Excerpts from an interface dataset:
____________________

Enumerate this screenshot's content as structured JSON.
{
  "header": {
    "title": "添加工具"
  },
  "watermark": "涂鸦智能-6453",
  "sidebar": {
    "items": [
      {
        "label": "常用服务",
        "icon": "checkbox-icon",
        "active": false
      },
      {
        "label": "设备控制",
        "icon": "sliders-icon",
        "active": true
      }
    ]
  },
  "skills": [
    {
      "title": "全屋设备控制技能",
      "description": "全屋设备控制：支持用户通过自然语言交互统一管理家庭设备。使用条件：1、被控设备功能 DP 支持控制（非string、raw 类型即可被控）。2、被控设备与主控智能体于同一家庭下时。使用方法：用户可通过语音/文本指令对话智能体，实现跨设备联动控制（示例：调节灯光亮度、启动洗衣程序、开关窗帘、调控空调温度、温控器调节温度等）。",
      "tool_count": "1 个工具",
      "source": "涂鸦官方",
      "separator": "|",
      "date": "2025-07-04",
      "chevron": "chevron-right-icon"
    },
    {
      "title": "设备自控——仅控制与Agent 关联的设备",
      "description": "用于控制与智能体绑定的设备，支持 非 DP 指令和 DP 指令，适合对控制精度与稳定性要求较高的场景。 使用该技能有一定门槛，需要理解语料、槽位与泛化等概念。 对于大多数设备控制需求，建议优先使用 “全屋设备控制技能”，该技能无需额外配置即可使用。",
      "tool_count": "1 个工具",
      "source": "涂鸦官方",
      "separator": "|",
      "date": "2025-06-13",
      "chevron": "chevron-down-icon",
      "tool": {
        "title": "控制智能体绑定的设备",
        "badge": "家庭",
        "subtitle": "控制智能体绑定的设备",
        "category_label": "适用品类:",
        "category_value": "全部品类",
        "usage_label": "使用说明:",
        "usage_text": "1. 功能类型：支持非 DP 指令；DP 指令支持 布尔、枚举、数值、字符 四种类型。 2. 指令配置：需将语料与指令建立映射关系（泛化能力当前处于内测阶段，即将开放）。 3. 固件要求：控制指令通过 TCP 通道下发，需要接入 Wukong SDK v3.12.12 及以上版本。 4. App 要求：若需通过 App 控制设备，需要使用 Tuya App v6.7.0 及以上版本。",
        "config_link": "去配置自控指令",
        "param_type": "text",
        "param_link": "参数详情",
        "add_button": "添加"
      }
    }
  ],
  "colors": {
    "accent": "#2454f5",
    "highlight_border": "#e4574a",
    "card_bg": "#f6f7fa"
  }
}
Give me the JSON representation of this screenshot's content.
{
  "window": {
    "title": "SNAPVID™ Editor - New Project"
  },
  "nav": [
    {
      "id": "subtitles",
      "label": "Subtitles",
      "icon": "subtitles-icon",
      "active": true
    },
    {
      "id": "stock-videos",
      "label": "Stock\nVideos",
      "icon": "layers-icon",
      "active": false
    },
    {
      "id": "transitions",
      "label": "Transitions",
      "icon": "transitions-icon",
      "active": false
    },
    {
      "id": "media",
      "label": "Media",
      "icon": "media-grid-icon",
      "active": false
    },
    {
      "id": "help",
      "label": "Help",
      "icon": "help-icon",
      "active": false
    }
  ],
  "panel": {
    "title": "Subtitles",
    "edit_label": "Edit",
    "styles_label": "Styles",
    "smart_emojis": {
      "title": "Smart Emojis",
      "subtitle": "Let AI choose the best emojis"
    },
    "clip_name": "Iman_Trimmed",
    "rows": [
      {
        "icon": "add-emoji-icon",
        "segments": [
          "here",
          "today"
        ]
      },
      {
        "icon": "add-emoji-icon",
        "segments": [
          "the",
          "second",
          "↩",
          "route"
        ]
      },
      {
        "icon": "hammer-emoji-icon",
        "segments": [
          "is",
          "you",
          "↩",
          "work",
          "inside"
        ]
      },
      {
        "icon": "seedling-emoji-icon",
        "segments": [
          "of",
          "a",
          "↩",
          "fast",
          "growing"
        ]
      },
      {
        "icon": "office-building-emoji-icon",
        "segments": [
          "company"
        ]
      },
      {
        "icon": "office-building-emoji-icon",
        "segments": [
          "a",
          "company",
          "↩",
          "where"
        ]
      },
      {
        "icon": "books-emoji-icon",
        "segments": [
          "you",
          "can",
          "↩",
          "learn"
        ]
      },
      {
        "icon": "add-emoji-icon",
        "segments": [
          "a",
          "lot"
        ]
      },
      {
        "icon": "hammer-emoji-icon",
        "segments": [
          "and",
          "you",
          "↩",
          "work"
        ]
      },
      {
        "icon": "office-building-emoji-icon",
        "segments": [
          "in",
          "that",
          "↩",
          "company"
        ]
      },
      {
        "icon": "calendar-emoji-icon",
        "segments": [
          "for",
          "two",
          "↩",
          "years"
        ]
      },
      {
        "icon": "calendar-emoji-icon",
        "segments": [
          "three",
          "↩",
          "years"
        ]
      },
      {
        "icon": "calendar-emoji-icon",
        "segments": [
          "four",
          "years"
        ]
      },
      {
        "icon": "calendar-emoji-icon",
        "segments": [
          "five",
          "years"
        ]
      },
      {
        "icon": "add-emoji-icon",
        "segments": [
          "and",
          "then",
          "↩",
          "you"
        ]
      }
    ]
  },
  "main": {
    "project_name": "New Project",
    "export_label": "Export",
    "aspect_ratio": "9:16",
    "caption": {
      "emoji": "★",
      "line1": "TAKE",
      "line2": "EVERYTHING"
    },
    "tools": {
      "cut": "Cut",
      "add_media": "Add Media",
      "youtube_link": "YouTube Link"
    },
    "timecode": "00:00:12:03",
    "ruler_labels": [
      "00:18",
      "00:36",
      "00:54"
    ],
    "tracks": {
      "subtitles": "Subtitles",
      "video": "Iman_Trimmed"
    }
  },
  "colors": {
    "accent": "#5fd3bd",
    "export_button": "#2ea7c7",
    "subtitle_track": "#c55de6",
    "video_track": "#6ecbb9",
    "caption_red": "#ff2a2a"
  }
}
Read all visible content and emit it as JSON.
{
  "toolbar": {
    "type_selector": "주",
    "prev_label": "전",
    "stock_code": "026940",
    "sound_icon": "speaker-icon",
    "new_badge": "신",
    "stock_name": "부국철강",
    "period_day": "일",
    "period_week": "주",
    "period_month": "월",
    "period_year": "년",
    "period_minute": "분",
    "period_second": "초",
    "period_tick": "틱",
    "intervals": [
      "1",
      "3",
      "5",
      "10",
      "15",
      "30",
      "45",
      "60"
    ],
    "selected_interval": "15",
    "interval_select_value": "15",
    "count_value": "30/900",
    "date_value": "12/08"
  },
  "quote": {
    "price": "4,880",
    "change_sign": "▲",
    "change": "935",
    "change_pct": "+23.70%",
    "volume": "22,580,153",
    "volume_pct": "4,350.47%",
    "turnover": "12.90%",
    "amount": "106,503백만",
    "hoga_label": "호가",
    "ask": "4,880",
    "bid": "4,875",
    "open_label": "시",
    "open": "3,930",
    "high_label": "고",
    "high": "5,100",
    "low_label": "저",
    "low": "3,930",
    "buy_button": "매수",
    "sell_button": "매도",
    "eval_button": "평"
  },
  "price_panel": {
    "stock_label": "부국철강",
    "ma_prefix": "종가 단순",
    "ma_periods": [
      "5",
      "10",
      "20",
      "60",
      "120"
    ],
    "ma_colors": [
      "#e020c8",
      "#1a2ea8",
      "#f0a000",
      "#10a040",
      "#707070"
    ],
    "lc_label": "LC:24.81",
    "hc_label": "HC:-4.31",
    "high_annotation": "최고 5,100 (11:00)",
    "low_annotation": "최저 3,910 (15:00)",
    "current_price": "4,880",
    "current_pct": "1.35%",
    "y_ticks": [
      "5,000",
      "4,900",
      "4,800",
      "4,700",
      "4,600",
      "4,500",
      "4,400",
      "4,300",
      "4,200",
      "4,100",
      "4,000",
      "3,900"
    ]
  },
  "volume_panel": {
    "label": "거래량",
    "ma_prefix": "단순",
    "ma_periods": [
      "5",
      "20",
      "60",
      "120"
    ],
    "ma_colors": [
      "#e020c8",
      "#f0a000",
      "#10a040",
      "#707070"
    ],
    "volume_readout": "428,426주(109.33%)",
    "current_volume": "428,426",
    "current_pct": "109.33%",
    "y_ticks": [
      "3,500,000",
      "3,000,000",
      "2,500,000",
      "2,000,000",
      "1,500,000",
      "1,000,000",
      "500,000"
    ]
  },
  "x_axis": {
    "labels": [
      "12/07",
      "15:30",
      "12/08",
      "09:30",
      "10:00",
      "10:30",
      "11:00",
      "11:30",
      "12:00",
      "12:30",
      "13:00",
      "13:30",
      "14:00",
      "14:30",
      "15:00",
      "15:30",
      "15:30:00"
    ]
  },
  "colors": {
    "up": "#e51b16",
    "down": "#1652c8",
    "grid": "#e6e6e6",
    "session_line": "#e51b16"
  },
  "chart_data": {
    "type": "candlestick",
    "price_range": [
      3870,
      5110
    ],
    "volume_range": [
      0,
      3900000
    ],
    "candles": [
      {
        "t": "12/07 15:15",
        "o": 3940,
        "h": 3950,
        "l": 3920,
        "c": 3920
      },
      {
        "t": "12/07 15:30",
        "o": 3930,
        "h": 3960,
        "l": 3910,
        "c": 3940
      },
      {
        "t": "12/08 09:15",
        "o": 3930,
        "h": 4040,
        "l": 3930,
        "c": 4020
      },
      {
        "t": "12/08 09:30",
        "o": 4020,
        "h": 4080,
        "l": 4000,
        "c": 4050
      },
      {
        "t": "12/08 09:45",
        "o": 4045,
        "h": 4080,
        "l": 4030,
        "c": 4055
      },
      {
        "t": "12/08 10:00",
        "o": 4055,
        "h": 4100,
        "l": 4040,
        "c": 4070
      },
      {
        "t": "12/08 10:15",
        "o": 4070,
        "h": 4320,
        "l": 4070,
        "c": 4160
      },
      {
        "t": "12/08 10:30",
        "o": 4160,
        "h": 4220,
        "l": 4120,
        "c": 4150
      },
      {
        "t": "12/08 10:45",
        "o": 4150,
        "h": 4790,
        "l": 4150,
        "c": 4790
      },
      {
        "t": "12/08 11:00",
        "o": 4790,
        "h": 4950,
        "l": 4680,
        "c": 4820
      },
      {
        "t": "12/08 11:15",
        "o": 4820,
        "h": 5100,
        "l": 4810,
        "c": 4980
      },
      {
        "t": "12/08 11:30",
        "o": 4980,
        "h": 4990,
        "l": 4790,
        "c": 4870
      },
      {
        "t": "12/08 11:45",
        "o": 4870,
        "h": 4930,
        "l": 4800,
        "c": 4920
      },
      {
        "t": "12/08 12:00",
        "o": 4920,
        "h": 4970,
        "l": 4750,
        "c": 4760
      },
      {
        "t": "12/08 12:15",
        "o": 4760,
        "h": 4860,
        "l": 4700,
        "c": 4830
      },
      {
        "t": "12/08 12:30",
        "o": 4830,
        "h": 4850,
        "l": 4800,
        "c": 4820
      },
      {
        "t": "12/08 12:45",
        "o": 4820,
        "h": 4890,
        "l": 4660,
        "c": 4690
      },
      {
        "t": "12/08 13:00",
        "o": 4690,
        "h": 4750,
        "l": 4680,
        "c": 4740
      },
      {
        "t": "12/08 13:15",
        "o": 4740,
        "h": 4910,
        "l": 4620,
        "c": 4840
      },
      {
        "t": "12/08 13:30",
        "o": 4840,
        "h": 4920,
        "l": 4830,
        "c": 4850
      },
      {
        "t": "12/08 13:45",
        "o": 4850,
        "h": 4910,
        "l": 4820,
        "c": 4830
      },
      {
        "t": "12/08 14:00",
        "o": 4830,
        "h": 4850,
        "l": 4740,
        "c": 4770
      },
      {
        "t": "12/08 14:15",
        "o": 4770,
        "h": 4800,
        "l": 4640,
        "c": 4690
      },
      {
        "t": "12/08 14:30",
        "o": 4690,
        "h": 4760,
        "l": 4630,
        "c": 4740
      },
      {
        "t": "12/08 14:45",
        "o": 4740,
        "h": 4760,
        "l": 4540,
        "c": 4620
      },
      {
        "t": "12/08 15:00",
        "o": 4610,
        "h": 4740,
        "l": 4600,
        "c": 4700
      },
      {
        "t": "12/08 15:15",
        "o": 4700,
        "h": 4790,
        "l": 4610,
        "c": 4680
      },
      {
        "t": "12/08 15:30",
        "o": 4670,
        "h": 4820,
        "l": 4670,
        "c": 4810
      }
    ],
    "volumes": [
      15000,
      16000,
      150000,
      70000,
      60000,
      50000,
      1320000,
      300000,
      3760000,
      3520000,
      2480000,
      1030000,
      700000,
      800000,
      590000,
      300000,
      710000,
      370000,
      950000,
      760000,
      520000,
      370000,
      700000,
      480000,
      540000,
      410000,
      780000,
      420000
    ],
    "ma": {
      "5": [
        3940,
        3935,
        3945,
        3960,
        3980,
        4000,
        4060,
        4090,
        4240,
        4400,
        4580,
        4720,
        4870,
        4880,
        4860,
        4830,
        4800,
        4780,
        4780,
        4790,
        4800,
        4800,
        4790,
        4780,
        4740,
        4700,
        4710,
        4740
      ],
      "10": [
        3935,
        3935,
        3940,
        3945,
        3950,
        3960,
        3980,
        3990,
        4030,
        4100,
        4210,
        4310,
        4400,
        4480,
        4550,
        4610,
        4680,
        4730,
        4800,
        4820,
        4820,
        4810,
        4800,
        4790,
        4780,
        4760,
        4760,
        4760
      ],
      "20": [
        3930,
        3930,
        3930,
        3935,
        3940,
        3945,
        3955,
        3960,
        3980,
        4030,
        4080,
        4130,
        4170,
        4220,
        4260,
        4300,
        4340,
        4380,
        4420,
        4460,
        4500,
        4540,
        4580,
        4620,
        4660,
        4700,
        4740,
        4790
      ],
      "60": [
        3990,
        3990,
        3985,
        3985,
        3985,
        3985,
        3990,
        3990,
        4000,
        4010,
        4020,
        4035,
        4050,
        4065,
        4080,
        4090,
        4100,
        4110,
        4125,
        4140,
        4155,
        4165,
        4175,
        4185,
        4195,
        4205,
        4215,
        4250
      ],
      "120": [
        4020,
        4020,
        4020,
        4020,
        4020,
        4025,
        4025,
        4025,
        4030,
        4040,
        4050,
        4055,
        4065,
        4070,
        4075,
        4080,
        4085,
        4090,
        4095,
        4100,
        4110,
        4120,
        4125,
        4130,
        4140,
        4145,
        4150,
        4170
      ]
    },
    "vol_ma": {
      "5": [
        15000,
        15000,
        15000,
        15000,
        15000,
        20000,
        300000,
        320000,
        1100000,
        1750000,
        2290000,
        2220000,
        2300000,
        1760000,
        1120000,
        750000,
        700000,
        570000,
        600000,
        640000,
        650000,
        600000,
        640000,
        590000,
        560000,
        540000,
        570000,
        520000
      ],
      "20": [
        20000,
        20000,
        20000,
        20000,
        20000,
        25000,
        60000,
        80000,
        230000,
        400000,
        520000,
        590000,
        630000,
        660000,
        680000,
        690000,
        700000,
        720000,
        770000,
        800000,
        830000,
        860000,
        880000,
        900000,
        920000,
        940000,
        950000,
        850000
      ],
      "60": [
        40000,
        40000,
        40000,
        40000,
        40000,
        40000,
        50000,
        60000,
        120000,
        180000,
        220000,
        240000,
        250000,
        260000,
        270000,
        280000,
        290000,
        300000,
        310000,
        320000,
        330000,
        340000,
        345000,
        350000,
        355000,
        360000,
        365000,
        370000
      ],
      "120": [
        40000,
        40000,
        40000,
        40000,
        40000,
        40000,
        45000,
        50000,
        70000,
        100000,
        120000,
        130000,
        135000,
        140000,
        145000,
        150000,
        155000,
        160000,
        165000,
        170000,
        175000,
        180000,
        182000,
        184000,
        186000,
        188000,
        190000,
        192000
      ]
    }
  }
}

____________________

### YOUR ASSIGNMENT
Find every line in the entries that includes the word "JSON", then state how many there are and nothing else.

### RESPONSE TO THIS TASK
3